And then comes the Pharisees' warning to Jesus: Herod Antipas, the ruler of Galilee, is out to get him. Were they trying to help him or harm him? Either way, they are trying to tame him. If they are doing Jesus a "favor," it's worth remembering that this is what anthropologists call an honor-shame culture, in which any favor someone pays you will be called in for a favor to be given in exchange at some point (think of the film The Godfather as a helpful comparison). If they are helping Jesus by encouraging him to flee from Galilee and Herod's power, Jesus will owe them one, and he'll be in their power.

And then it's worth pointing out that the Herod in question is Herod Antipas, ruler of Galilee -- these people are telling Jesus to flee from Galilee to Jerusalem. They could full well be counseling Jesus to go where he is most likely to run afoul of Roman authority, and furthermore to look like a coward in doing so.

Jesus is too smart to be tamed that way. In his response, he says what we already know is true from Luke 9:31, which I blogged on a couple of weeks ago. That's in the story of Jesus' Transfiguration, in which Moses and Elijah speak of Jesus' "departure," his exodus, "which he was about to accomplish in Jerusalem." Jesus knows he's headed for Jerusalem, regardless of what Herod Antipas does or does not want. He's not going to be distracted from his mission: freeing people from the powers and illnesses that hold them down and apart from community, and then finishing his work in Jerusalem (Luke 13:32). He refuses to act as the Pharisees' client or as Herod Antipas' subject here -- ironically, because he is headed for Jerusalem to be exposed, made vulnerable, and treated as a slave to all.

Luke's portrayal of the Pharisees is complicated; throughout Luke-Acts, some are friendly to Jesus and his disciples (see, for example, Gamaliel in Acts 5:33-39, and the Christian Pharisees who are present at the "apostolic council" in Acts 15:5). But in Luke's gospel (as in the work of the ancient historian Josephus), Pharisees are shown as having significant power and influence, and as a result Jesus' dealings with them are fraught. Whether they are trying to recruit him or trap him (and is there always such a big difference between those two things?), they present serious challenges. These are good people seeking to do right, but they're caught in a system, a kosmos or world order, in which good people seeking to do right sometimes end up persecuting prophets. When we who seek to follow Jesus read passages in which Jesus interacts with Pharisees, we're tempted to identify with Jesus. But I think that it's a good discipline for us, especially in Lent, to prayerfully ask how much we're like the Pharisees -- how much we good, religious folk manage, through our participation and complicity in unjust systems, end up despising those whom God honors, hurting God's healers, trying to silence God's prophets.

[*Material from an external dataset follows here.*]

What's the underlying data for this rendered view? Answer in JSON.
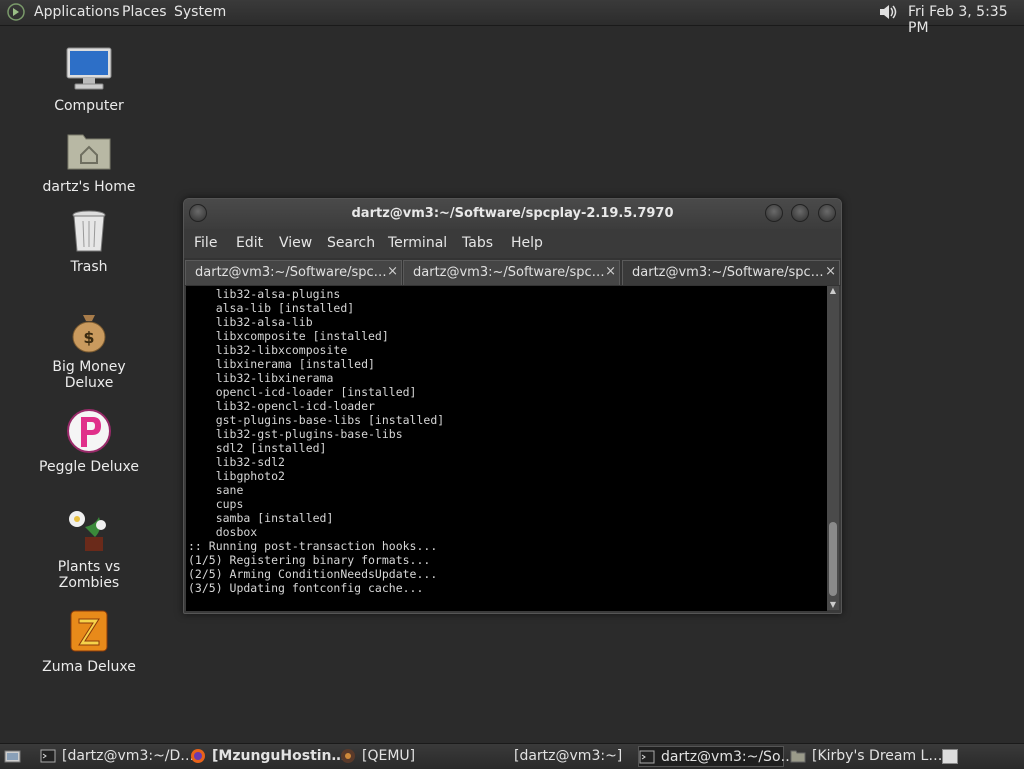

Thanks be to God for Jesus' life, ministry, and death, through which Jesus defeated the powers that oppress, and that turn us into oppressors.

March 1, 2004 in Lent, Luke, Year C | Permalink | Comments (0)